Your task is to retype the listing word for word.
** Opening Records for processing block **
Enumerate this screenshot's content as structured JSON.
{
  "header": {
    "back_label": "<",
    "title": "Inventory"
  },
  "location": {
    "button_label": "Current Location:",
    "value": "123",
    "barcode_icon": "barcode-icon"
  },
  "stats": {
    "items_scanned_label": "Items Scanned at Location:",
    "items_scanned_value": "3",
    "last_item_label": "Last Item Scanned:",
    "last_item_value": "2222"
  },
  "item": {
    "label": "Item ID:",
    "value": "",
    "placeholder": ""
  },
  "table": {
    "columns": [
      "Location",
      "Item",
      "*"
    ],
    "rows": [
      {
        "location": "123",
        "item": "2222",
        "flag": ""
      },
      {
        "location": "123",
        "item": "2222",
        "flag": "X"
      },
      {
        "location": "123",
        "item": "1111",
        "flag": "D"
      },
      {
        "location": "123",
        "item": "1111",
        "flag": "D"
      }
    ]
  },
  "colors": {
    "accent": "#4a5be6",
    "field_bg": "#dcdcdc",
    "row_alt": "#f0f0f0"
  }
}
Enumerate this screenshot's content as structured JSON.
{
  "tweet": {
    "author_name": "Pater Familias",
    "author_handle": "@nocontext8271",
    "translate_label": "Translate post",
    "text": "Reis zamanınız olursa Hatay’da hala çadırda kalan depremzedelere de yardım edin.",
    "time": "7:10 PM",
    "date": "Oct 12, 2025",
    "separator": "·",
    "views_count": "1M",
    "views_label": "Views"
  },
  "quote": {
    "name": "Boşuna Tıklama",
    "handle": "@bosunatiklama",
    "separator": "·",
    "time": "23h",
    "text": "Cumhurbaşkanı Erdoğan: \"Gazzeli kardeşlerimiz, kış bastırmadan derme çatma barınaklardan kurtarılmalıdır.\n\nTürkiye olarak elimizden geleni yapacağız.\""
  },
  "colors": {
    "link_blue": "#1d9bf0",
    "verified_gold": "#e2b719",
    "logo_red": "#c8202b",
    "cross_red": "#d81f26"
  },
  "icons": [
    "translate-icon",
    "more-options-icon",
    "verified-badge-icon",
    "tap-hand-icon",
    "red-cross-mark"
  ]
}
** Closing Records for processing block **
Answer to this task:
Enumerate this screenshot's content as structured JSON.
{
  "header": {
    "back_label": "<",
    "title": "Inventory"
  },
  "location": {
    "button_label": "Current Location:",
    "value": "123",
    "barcode_icon": "barcode-icon"
  },
  "stats": {
    "items_scanned_label": "Items Scanned at Location:",
    "items_scanned_value": "3",
    "last_item_label": "Last Item Scanned:",
    "last_item_value": "2222"
  },
  "item": {
    "label": "Item ID:",
    "value": "",
    "placeholder": ""
  },
  "table": {
    "columns": [
      "Location",
      "Item",
      "*"
    ],
    "rows": [
      {
        "location": "123",
        "item": "2222",
        "flag": ""
      },
      {
        "location": "123",
        "item": "2222",
        "flag": "X"
      },
      {
        "location": "123",
        "item": "1111",
        "flag": "D"
      },
      {
        "location": "123",
        "item": "1111",
        "flag": "D"
      }
    ]
  },
  "colors": {
    "accent": "#4a5be6",
    "field_bg": "#dcdcdc",
    "row_alt": "#f0f0f0"
  }
}
Enumerate this screenshot's content as structured JSON.
{
  "tweet": {
    "author_name": "Pater Familias",
    "author_handle": "@nocontext8271",
    "translate_label": "Translate post",
    "text": "Reis zamanınız olursa Hatay’da hala çadırda kalan depremzedelere de yardım edin.",
    "time": "7:10 PM",
    "date": "Oct 12, 2025",
    "separator": "·",
    "views_count": "1M",
    "views_label": "Views"
  },
  "quote": {
    "name": "Boşuna Tıklama",
    "handle": "@bosunatiklama",
    "separator": "·",
    "time": "23h",
    "text": "Cumhurbaşkanı Erdoğan: \"Gazzeli kardeşlerimiz, kış bastırmadan derme çatma barınaklardan kurtarılmalıdır.\n\nTürkiye olarak elimizden geleni yapacağız.\""
  },
  "colors": {
    "link_blue": "#1d9bf0",
    "verified_gold": "#e2b719",
    "logo_red": "#c8202b",
    "cross_red": "#d81f26"
  },
  "icons": [
    "translate-icon",
    "more-options-icon",
    "verified-badge-icon",
    "tap-hand-icon",
    "red-cross-mark"
  ]
}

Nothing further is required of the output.